As Joel Cross walks into East Side bar in Denton, one bar patron announces, “Joel Cross, ladies and gentleman.” A few others around him erupt in applause. Cross grins and visits with them. This is old hat for the local guitarist, a well-known figure in the city's music and bar scene. But it's a little different today. Cross has gone viral.
The reason was a video of Cross, recorded without his knowledge, of him playing a jazzy cover of Taylor Swift's "Shake It Off." Cross had performed the song while playing for several hours last Saturday at the Dallas Arboretum, and one onlooker, Travis Porter, uploaded the song to YouTube.
“I didn’t think anything of it and then I woke up the next morning to a message from my buddy saying, ‘Hey, man, you’re Internet famous. You’re all over the Web today,’” Cross says. “I looked at it and it was the Huffington Post saying that video had over 100,000 views and I was like, ‘What the heck?’”
Cross, who is from Cleburne, has been playing music since he was 12 years old, getting his start in gospel music. He then went on to study at the University of Houston and UNT before teaching guitar for a few years. After realizing teaching guitar wasn't something he wanted to do for the rest of his life, he began performing full time.
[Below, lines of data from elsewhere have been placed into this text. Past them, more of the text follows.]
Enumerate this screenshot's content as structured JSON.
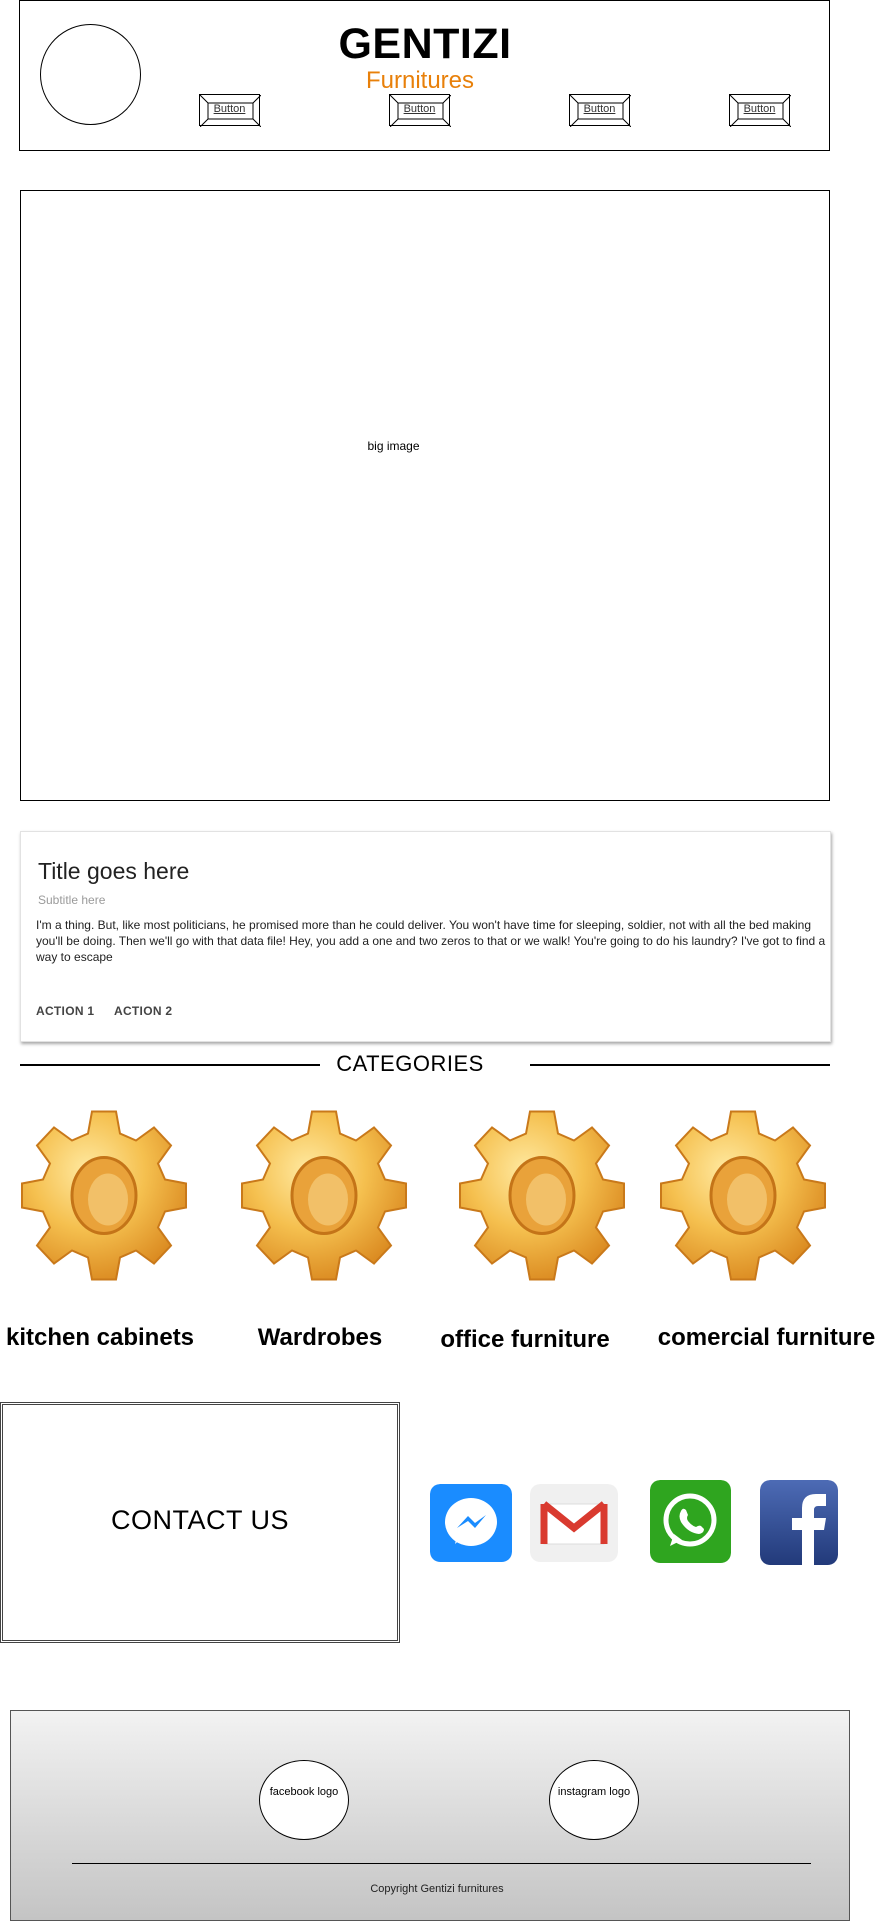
{
  "header": {
    "brand": "GENTIZI",
    "brand_sub": "Furnitures",
    "buttons": [
      "Button",
      "Button",
      "Button",
      "Button"
    ]
  },
  "hero": {
    "label": "big image"
  },
  "card": {
    "title": "Title goes here",
    "subtitle": "Subtitle here",
    "body": "I'm a thing. But, like most politicians, he promised more than he could deliver. You won't have time for sleeping, soldier, not with all the bed making you'll be doing. Then we'll go with that data file! Hey, you add a one and two zeros to that or we walk! You're going to do his laundry? I've got to find a way to escape",
    "actions": [
      "ACTION 1",
      "ACTION 2"
    ]
  },
  "categories": {
    "title": "CATEGORIES",
    "items": [
      {
        "label": "kitchen cabinets",
        "icon": "gear-icon"
      },
      {
        "label": "Wardrobes",
        "icon": "gear-icon"
      },
      {
        "label": "office furniture",
        "icon": "gear-icon"
      },
      {
        "label": "comercial furniture",
        "icon": "gear-icon"
      }
    ]
  },
  "contact": {
    "label": "CONTACT US",
    "social_icons": [
      "messenger-icon",
      "gmail-icon",
      "whatsapp-icon",
      "facebook-icon"
    ]
  },
  "footer": {
    "facebook_logo": "facebook logo",
    "instagram_logo": "instagram logo",
    "copyright": "Copyright Gentizi furnitures"
  },
  "colors": {
    "brand_accent": "#e8800a",
    "messenger": "#1a8cff",
    "whatsapp": "#2fa51f",
    "facebook": "#2c4a94"
  }
}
Here and there, people would randomly ask him to cover a Swift song. “People just love Taylor Swift and it just kept coming up and I was like, ‘This would be really funny if I actually did it,’ and I did,” he says. From there, Cross says he listened to the song while driving to a gig and figured out how to make it his own. “I sat down with the guitar and was just playing the chords until I found a groove I liked and then I just sang through the song and it just slowly developed."
Today the video has more than 650,000 views on YouTube. Cross lists off some nice things he has read about the video, but says he tries not to read them all. “To be honest, I’m trying not to read all the comments. I don’t need to hear that," he says. (Wise man.)
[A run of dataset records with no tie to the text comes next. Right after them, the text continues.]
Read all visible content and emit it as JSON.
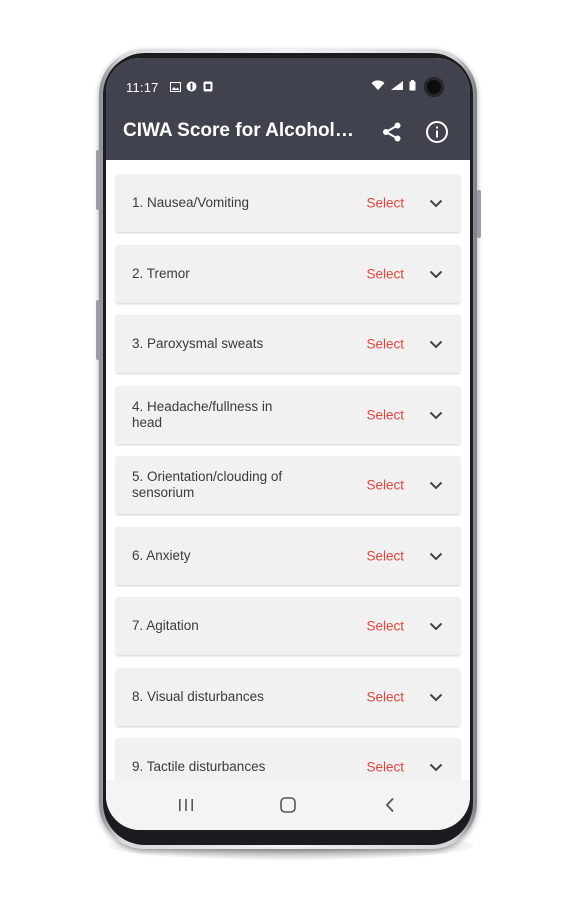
{
  "status_bar": {
    "time": "11:17",
    "left_icons": [
      "image-icon",
      "alarm-icon",
      "app-notification-icon"
    ],
    "right_icons": [
      "wifi-icon",
      "signal-icon",
      "battery-icon"
    ]
  },
  "app_bar": {
    "title": "CIWA Score for Alcohol Withdrawal",
    "actions": [
      "share-icon",
      "info-icon"
    ]
  },
  "criteria": [
    {
      "label": "1. Nausea/Vomiting",
      "value": "Select"
    },
    {
      "label": "2. Tremor",
      "value": "Select"
    },
    {
      "label": "3. Paroxysmal sweats",
      "value": "Select"
    },
    {
      "label": "4. Headache/fullness in head",
      "value": "Select"
    },
    {
      "label": "5. Orientation/clouding of sensorium",
      "value": "Select"
    },
    {
      "label": "6. Anxiety",
      "value": "Select"
    },
    {
      "label": "7. Agitation",
      "value": "Select"
    },
    {
      "label": "8. Visual disturbances",
      "value": "Select"
    },
    {
      "label": "9. Tactile disturbances",
      "value": "Select"
    }
  ],
  "nav_bar": {
    "buttons": [
      "recents-icon",
      "home-icon",
      "back-icon"
    ]
  },
  "colors": {
    "app_bar": "#40424e",
    "select_text": "#e2463e",
    "card_bg": "#f1f1f1"
  }
}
Cross remains philosophical about his newfound fame. “I like what I do regardless of when I was getting national attention or very little attention to begin with and it really doesn’t make any difference," he insists. He's long since been able to make a living from playing music full time.
"The reason I play music is because I love it and it makes me happy," Cross continues. "I’m happy people are into it. In whatever way I was introduced into the world — as the big black guy who plays Taylor Swift. But it’s more important to me, not what they think, but that I think well of myself and I remember why I play.”
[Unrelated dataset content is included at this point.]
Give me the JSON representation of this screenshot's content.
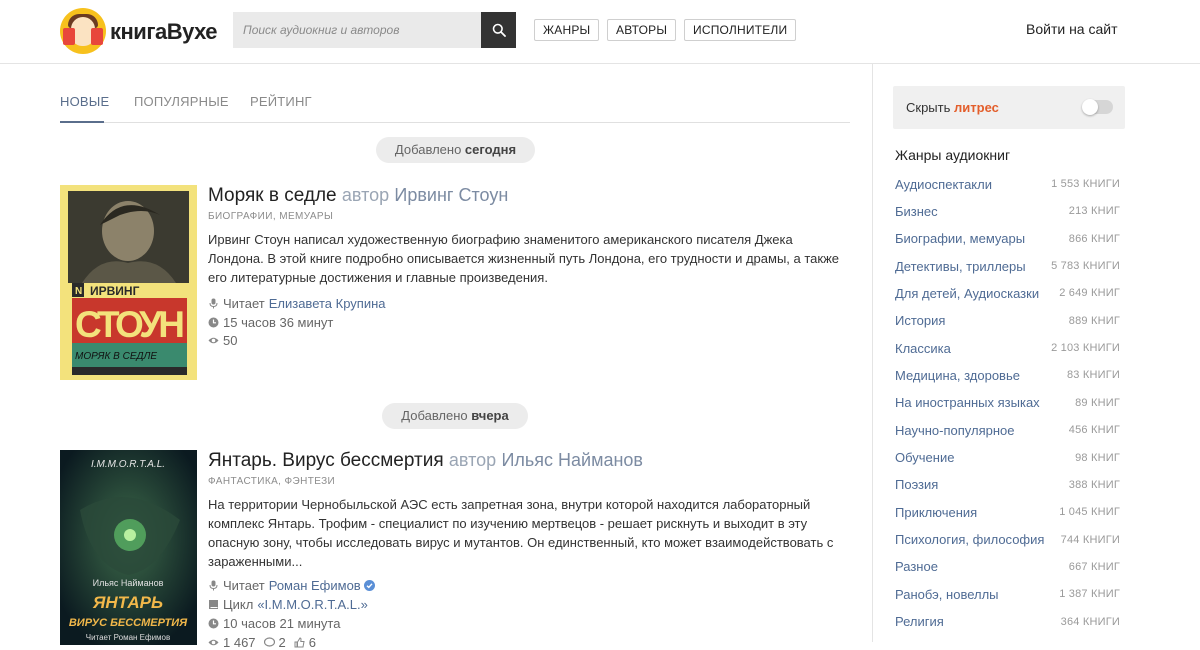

As Cross sits in the bar booth and drinks his beer, he is relaxed and cool, occasionally throwing around the words "good vibes." He is thankful to Porter for uploading the video, adding that Porter deserves any money that comes along with uploading a video to YouTube. However, he is still blown away by the media storm happening around him — it's just him answering all the emails and phone calls. He sits and thinks about the past few days and everything that has happened. He nonchalantly mentions that America's Got Talent asked him to audition, a prospect he seems lukewarm on despite acknowledging the exposure it could earn him.
But it's when he's talking about his own music that he lights up. He just released an EP to iTunes, featuring five original songs. “One of my favorite parts of music is creating your own," he says. The EP includes a lot of acoustic soul "sad, love songs," and those are what he's playing at shows now.
Whatever comes from his viral success, Cross wants to make sure his love for music is apparent.
"I just hope that people feel the same love for music that I have anytime they get to experience my music in one way, shape, or form. It's something that's magical to me," he says. "It's spiritual, it's holy, it's a gift, what music can do for the soul. I know what it does for me and I hope it does some amazing things for anybody who ever gets a chance to listen to it."
Keep the Dallas Observer Free... Since we started the Dallas Observer, it has been defined as the free, independent voice of Dallas, and we would like to keep it that way. Offering our readers free access to incisive coverage of local news, food and culture. Producing stories on everything from political scandals to the hottest new bands, with gutsy reporting, stylish writing, and staffers who've won everything from the Society of Professional Journalists' Sigma Delta Chi feature-writing award to the Casey Medal for Meritorious Journalism. But with local journalism's existence under siege and advertising revenue setbacks having a larger impact, it is important now more than ever for us to rally support behind funding our local journalism. You can help by participating in our "I Support" membership program, allowing us to keep covering Dallas with no paywalls.